D: Weighing the Truth
We are all used to people making claims. Politicians make claims about what they will do if they are elected. Advertisers make claims about the benefits of the product they are pitching. Suitors make claims about how much they love the person they are wooing. None of these claims are worth anything unless they are backed up by action. A politician risks not being reelected if they do not follow through with their campaign promises. Inventory will cease to move off store shelves if the product does not live up to the advertiser’s claims. Lovers grow apart when promised affections are not delivered.
So it is with our faith. A faith that transforms is a faith that performs. Faith inaction becomes a faith in action. Doing the least for the Kingdom becomes doing for even the least in the Kingdom. So how are things with you? Is your faith alive or dead? Is your “work produced by faith?” Is your “labor prompted by love?” Is your “endurance inspired by hope?” Are you seeking to do the “good works, which God prepared in advance for [you] to do?
We must be prepared to serve so that when the opportunity comes you we able to seize the moment. We must be faithful with the small stuff and God will entrust us with bigger stuff. We should not give up on the things that God has entrusted (prepared in advance) to us, even though at times the work seems to be beneath us. We should see the task through to completion, even if we are not able to see the fruits of our labor. We must, in faith, leave that to God. We need to keep laboring on even if the conditions are less than optimal, or even downright hostile. We should be humble and do what we are called to do. Sometimes the most valuable tasks in our service to God are the ones that cost us the most. After all, our salvation carried a high price for God. Can we ever do too much to show our gratitude for that? To sum it all up, Nike probably got its inspiration from Jesus’ call for us to be servants – just do it!
E: Questioning the Truth – For Musing On Your Own
1. How would you describe a servant?
2. Why is this something that few aspire to when preparing for their career?
3. Why then is it held in such high esteem by Jesus?
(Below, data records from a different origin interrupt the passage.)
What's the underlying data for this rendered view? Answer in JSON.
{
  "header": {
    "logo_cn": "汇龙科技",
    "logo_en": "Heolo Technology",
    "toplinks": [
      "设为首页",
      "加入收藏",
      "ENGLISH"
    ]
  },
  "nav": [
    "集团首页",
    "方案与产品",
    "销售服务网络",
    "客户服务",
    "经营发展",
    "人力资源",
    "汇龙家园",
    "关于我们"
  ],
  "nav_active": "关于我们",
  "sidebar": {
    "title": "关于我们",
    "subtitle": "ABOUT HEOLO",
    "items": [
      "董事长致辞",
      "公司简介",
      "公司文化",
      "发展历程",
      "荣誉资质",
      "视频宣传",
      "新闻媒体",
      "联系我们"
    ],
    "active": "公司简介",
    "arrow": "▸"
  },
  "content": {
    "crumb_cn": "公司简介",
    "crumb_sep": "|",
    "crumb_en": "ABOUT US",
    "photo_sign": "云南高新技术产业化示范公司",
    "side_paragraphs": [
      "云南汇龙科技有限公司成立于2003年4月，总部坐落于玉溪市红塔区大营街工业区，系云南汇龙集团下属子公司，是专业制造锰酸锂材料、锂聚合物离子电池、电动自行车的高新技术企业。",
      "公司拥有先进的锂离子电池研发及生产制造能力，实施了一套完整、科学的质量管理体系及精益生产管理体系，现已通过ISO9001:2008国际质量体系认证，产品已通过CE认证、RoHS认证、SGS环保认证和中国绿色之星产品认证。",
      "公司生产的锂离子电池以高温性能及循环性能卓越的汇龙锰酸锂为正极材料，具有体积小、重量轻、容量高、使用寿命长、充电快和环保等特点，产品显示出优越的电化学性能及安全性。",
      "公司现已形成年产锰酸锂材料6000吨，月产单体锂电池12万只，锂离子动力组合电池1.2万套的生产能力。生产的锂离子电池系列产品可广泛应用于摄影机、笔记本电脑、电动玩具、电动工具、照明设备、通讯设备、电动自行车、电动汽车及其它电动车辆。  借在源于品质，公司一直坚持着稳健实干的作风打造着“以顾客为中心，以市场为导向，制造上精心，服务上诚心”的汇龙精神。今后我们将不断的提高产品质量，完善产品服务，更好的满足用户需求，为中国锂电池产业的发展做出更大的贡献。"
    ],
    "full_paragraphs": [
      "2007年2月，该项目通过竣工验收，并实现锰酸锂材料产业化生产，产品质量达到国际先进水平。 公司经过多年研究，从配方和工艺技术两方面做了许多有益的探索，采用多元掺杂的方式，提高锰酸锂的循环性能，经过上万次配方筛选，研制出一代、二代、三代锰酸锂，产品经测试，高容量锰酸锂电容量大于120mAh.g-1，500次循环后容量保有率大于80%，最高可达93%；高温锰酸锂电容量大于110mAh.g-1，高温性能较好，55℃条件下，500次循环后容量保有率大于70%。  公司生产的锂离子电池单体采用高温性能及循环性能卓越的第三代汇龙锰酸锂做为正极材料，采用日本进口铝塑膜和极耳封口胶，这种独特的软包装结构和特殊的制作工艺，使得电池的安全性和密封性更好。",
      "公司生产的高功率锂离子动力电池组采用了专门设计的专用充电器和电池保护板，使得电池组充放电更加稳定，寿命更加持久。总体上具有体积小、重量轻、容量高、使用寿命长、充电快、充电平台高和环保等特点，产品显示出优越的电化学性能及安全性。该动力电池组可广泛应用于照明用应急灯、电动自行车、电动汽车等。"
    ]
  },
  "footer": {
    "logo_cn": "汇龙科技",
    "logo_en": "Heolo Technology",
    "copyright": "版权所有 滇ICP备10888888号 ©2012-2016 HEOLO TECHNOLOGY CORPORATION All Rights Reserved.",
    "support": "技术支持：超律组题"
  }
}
4. How does it help, even when performing the “lowliest” service that we are actually serving Jesus?
5. How would you describe the relationship between grace, faith and works?
6. How would you characterize works without faith, labor without love and endurance without hope?
7. What affect should someone entrusting us with a task have in our performing that task? What if that someone is Jesus?
8. Why would Jesus entrust us with serving Him?
9. How does being prepared help us to also be alert?
10. Have there been times when the service seemed too small or too menial for you (beneath you)? Has this lesson given you a different perspective? In what way?
11. Why do you think God measures our faithfulness by how much it costs us rather than by how much we give to it?
12. Which of the “profiles” of a servant impresses you most? Why?
13. How does it affect your willingness to serve knowing that when we neglect even the lowliest task (or person) that we are neglecting Jesus?
14. What does it mean that faith without works is dead?